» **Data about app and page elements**
-=-=-=-=-
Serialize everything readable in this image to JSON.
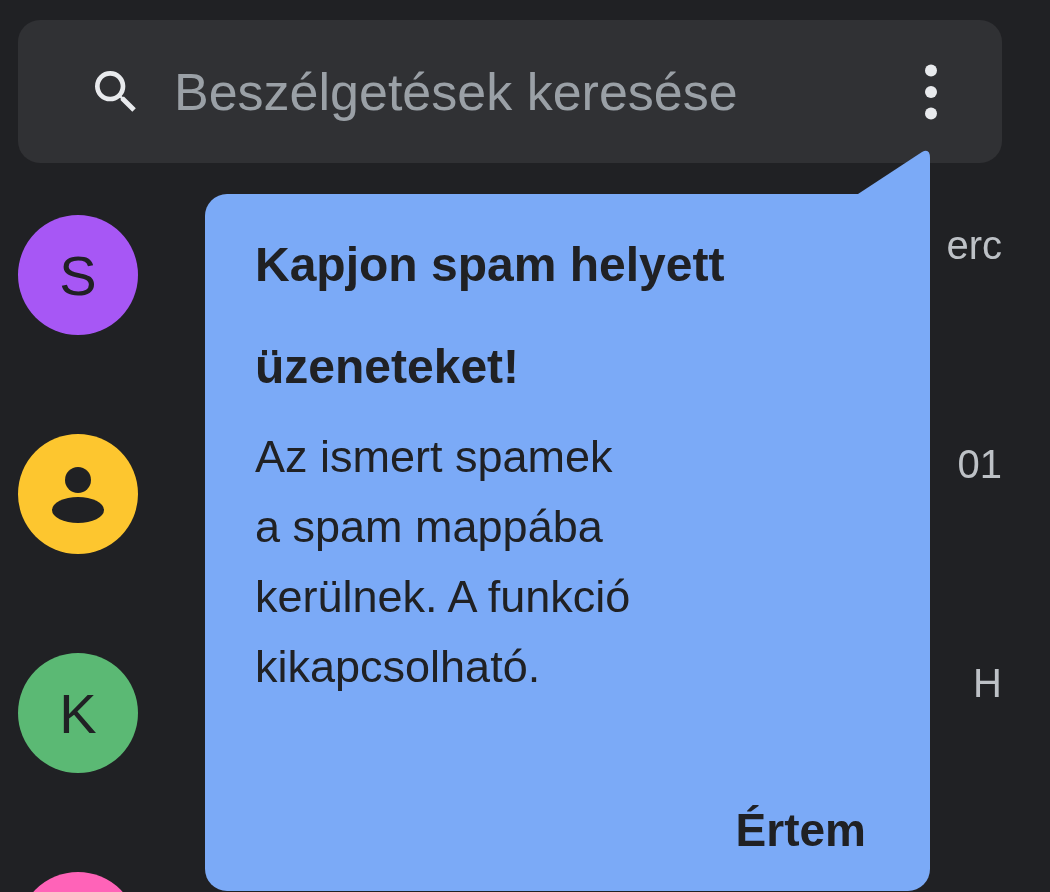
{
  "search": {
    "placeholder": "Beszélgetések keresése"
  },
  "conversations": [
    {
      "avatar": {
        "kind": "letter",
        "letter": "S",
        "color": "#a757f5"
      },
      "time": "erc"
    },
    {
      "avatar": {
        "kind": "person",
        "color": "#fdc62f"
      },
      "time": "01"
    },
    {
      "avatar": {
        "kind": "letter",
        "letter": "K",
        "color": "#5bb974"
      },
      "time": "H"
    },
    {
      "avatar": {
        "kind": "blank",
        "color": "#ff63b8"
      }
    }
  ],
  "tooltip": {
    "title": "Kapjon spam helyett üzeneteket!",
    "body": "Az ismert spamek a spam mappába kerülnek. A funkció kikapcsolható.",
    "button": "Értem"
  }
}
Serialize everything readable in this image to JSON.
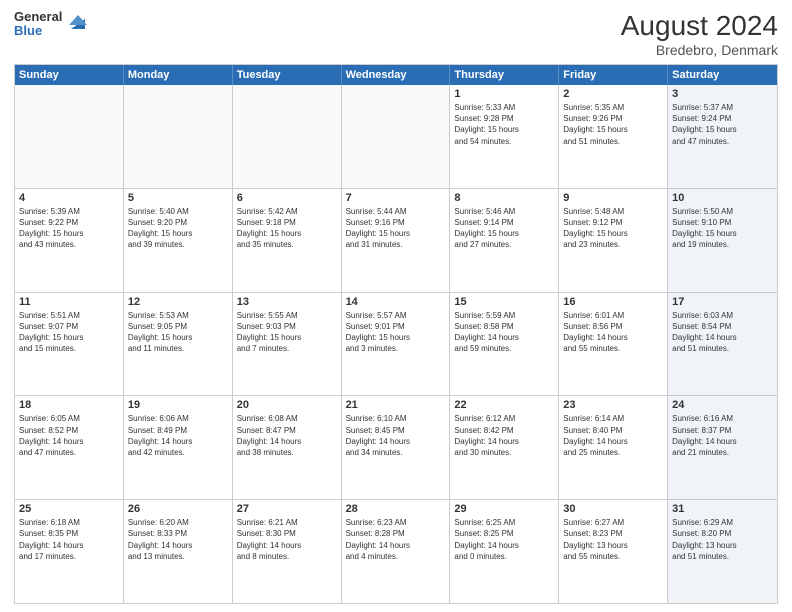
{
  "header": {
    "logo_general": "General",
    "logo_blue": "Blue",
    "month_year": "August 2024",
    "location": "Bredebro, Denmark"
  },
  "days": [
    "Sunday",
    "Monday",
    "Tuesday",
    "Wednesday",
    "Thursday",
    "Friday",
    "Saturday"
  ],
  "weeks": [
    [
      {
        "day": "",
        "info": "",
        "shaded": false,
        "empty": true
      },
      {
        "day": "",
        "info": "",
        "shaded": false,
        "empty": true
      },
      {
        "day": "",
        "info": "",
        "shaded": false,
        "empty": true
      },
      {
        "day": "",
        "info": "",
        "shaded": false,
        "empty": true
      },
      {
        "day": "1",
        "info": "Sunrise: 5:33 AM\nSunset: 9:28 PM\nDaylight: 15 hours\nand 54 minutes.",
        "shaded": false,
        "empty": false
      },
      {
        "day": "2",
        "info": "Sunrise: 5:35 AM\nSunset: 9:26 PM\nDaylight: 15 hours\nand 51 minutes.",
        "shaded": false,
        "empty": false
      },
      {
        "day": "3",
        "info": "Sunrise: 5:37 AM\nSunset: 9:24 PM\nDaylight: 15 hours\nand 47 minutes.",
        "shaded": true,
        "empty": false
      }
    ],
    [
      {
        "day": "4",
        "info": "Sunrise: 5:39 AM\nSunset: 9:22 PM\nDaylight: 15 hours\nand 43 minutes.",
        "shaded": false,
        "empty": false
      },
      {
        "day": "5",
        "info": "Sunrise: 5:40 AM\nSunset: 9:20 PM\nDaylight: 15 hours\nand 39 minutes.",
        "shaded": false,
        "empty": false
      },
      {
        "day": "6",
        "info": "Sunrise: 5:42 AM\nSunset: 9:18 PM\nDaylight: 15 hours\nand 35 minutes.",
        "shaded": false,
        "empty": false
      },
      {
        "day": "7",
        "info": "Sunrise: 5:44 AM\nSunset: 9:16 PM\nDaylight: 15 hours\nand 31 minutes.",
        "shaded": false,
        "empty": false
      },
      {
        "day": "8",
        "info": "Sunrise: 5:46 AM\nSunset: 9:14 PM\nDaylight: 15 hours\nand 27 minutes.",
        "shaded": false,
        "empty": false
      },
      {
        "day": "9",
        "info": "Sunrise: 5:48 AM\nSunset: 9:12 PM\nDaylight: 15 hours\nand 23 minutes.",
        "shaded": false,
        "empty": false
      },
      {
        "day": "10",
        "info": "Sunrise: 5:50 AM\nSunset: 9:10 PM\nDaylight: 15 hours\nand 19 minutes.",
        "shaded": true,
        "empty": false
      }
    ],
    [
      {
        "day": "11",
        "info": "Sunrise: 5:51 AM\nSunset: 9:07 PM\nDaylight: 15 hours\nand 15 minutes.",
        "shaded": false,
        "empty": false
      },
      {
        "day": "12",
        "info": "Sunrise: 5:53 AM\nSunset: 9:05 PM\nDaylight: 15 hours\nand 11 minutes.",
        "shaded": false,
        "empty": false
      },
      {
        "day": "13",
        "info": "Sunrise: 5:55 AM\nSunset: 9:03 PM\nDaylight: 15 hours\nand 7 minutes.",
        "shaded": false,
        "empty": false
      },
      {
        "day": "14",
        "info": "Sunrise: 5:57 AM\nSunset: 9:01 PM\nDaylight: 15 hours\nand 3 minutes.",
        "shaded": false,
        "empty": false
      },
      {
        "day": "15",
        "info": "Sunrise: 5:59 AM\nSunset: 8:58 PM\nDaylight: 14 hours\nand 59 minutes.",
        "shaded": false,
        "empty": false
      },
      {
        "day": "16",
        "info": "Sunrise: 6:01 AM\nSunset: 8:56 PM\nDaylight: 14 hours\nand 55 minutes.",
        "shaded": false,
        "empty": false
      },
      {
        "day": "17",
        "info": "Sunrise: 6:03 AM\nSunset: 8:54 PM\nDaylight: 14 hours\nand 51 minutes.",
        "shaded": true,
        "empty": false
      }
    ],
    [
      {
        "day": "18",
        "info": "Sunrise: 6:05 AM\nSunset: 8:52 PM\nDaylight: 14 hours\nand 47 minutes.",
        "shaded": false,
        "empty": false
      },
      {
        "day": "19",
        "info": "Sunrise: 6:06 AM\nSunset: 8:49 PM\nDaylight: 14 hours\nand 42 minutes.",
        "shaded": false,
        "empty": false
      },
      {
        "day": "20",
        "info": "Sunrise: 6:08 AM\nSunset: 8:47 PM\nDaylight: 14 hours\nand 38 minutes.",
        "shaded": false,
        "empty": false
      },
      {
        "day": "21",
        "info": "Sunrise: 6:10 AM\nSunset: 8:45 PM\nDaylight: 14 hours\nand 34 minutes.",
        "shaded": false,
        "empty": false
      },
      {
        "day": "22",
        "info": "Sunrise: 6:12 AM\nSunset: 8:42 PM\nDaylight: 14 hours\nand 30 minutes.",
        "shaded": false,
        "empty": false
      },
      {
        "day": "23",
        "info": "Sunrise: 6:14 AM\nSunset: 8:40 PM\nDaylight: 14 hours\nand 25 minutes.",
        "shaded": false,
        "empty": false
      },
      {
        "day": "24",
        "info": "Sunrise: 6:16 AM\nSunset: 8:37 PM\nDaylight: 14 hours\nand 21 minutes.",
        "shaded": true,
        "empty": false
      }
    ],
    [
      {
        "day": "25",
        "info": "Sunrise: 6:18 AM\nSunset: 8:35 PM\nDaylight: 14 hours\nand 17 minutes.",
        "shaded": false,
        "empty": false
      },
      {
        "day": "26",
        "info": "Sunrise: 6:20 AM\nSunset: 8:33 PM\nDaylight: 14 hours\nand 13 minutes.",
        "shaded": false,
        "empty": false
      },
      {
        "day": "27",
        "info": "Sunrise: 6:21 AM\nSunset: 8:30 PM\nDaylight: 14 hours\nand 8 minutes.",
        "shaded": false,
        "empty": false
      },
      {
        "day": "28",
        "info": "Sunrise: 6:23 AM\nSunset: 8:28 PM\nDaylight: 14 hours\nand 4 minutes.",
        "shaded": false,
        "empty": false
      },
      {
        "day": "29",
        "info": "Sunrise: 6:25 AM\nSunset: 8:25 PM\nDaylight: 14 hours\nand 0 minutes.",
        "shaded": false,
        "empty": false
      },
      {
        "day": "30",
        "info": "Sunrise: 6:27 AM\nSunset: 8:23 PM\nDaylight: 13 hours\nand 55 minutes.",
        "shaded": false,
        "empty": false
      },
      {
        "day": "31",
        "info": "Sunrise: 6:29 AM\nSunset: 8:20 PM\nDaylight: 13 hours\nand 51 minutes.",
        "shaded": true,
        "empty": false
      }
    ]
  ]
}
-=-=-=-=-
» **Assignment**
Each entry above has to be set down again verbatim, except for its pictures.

» **Expected answer**
Serialize everything readable in this image to JSON.
{
  "search": {
    "placeholder": "Beszélgetések keresése"
  },
  "conversations": [
    {
      "avatar": {
        "kind": "letter",
        "letter": "S",
        "color": "#a757f5"
      },
      "time": "erc"
    },
    {
      "avatar": {
        "kind": "person",
        "color": "#fdc62f"
      },
      "time": "01"
    },
    {
      "avatar": {
        "kind": "letter",
        "letter": "K",
        "color": "#5bb974"
      },
      "time": "H"
    },
    {
      "avatar": {
        "kind": "blank",
        "color": "#ff63b8"
      }
    }
  ],
  "tooltip": {
    "title": "Kapjon spam helyett üzeneteket!",
    "body": "Az ismert spamek a spam mappába kerülnek. A funkció kikapcsolható.",
    "button": "Értem"
  }
}
Serialize everything readable in this image to JSON.
{
  "header": {
    "logo_general": "General",
    "logo_blue": "Blue",
    "month_year": "August 2024",
    "location": "Bredebro, Denmark"
  },
  "days": [
    "Sunday",
    "Monday",
    "Tuesday",
    "Wednesday",
    "Thursday",
    "Friday",
    "Saturday"
  ],
  "weeks": [
    [
      {
        "day": "",
        "info": "",
        "shaded": false,
        "empty": true
      },
      {
        "day": "",
        "info": "",
        "shaded": false,
        "empty": true
      },
      {
        "day": "",
        "info": "",
        "shaded": false,
        "empty": true
      },
      {
        "day": "",
        "info": "",
        "shaded": false,
        "empty": true
      },
      {
        "day": "1",
        "info": "Sunrise: 5:33 AM\nSunset: 9:28 PM\nDaylight: 15 hours\nand 54 minutes.",
        "shaded": false,
        "empty": false
      },
      {
        "day": "2",
        "info": "Sunrise: 5:35 AM\nSunset: 9:26 PM\nDaylight: 15 hours\nand 51 minutes.",
        "shaded": false,
        "empty": false
      },
      {
        "day": "3",
        "info": "Sunrise: 5:37 AM\nSunset: 9:24 PM\nDaylight: 15 hours\nand 47 minutes.",
        "shaded": true,
        "empty": false
      }
    ],
    [
      {
        "day": "4",
        "info": "Sunrise: 5:39 AM\nSunset: 9:22 PM\nDaylight: 15 hours\nand 43 minutes.",
        "shaded": false,
        "empty": false
      },
      {
        "day": "5",
        "info": "Sunrise: 5:40 AM\nSunset: 9:20 PM\nDaylight: 15 hours\nand 39 minutes.",
        "shaded": false,
        "empty": false
      },
      {
        "day": "6",
        "info": "Sunrise: 5:42 AM\nSunset: 9:18 PM\nDaylight: 15 hours\nand 35 minutes.",
        "shaded": false,
        "empty": false
      },
      {
        "day": "7",
        "info": "Sunrise: 5:44 AM\nSunset: 9:16 PM\nDaylight: 15 hours\nand 31 minutes.",
        "shaded": false,
        "empty": false
      },
      {
        "day": "8",
        "info": "Sunrise: 5:46 AM\nSunset: 9:14 PM\nDaylight: 15 hours\nand 27 minutes.",
        "shaded": false,
        "empty": false
      },
      {
        "day": "9",
        "info": "Sunrise: 5:48 AM\nSunset: 9:12 PM\nDaylight: 15 hours\nand 23 minutes.",
        "shaded": false,
        "empty": false
      },
      {
        "day": "10",
        "info": "Sunrise: 5:50 AM\nSunset: 9:10 PM\nDaylight: 15 hours\nand 19 minutes.",
        "shaded": true,
        "empty": false
      }
    ],
    [
      {
        "day": "11",
        "info": "Sunrise: 5:51 AM\nSunset: 9:07 PM\nDaylight: 15 hours\nand 15 minutes.",
        "shaded": false,
        "empty": false
      },
      {
        "day": "12",
        "info": "Sunrise: 5:53 AM\nSunset: 9:05 PM\nDaylight: 15 hours\nand 11 minutes.",
        "shaded": false,
        "empty": false
      },
      {
        "day": "13",
        "info": "Sunrise: 5:55 AM\nSunset: 9:03 PM\nDaylight: 15 hours\nand 7 minutes.",
        "shaded": false,
        "empty": false
      },
      {
        "day": "14",
        "info": "Sunrise: 5:57 AM\nSunset: 9:01 PM\nDaylight: 15 hours\nand 3 minutes.",
        "shaded": false,
        "empty": false
      },
      {
        "day": "15",
        "info": "Sunrise: 5:59 AM\nSunset: 8:58 PM\nDaylight: 14 hours\nand 59 minutes.",
        "shaded": false,
        "empty": false
      },
      {
        "day": "16",
        "info": "Sunrise: 6:01 AM\nSunset: 8:56 PM\nDaylight: 14 hours\nand 55 minutes.",
        "shaded": false,
        "empty": false
      },
      {
        "day": "17",
        "info": "Sunrise: 6:03 AM\nSunset: 8:54 PM\nDaylight: 14 hours\nand 51 minutes.",
        "shaded": true,
        "empty": false
      }
    ],
    [
      {
        "day": "18",
        "info": "Sunrise: 6:05 AM\nSunset: 8:52 PM\nDaylight: 14 hours\nand 47 minutes.",
        "shaded": false,
        "empty": false
      },
      {
        "day": "19",
        "info": "Sunrise: 6:06 AM\nSunset: 8:49 PM\nDaylight: 14 hours\nand 42 minutes.",
        "shaded": false,
        "empty": false
      },
      {
        "day": "20",
        "info": "Sunrise: 6:08 AM\nSunset: 8:47 PM\nDaylight: 14 hours\nand 38 minutes.",
        "shaded": false,
        "empty": false
      },
      {
        "day": "21",
        "info": "Sunrise: 6:10 AM\nSunset: 8:45 PM\nDaylight: 14 hours\nand 34 minutes.",
        "shaded": false,
        "empty": false
      },
      {
        "day": "22",
        "info": "Sunrise: 6:12 AM\nSunset: 8:42 PM\nDaylight: 14 hours\nand 30 minutes.",
        "shaded": false,
        "empty": false
      },
      {
        "day": "23",
        "info": "Sunrise: 6:14 AM\nSunset: 8:40 PM\nDaylight: 14 hours\nand 25 minutes.",
        "shaded": false,
        "empty": false
      },
      {
        "day": "24",
        "info": "Sunrise: 6:16 AM\nSunset: 8:37 PM\nDaylight: 14 hours\nand 21 minutes.",
        "shaded": true,
        "empty": false
      }
    ],
    [
      {
        "day": "25",
        "info": "Sunrise: 6:18 AM\nSunset: 8:35 PM\nDaylight: 14 hours\nand 17 minutes.",
        "shaded": false,
        "empty": false
      },
      {
        "day": "26",
        "info": "Sunrise: 6:20 AM\nSunset: 8:33 PM\nDaylight: 14 hours\nand 13 minutes.",
        "shaded": false,
        "empty": false
      },
      {
        "day": "27",
        "info": "Sunrise: 6:21 AM\nSunset: 8:30 PM\nDaylight: 14 hours\nand 8 minutes.",
        "shaded": false,
        "empty": false
      },
      {
        "day": "28",
        "info": "Sunrise: 6:23 AM\nSunset: 8:28 PM\nDaylight: 14 hours\nand 4 minutes.",
        "shaded": false,
        "empty": false
      },
      {
        "day": "29",
        "info": "Sunrise: 6:25 AM\nSunset: 8:25 PM\nDaylight: 14 hours\nand 0 minutes.",
        "shaded": false,
        "empty": false
      },
      {
        "day": "30",
        "info": "Sunrise: 6:27 AM\nSunset: 8:23 PM\nDaylight: 13 hours\nand 55 minutes.",
        "shaded": false,
        "empty": false
      },
      {
        "day": "31",
        "info": "Sunrise: 6:29 AM\nSunset: 8:20 PM\nDaylight: 13 hours\nand 51 minutes.",
        "shaded": true,
        "empty": false
      }
    ]
  ]
}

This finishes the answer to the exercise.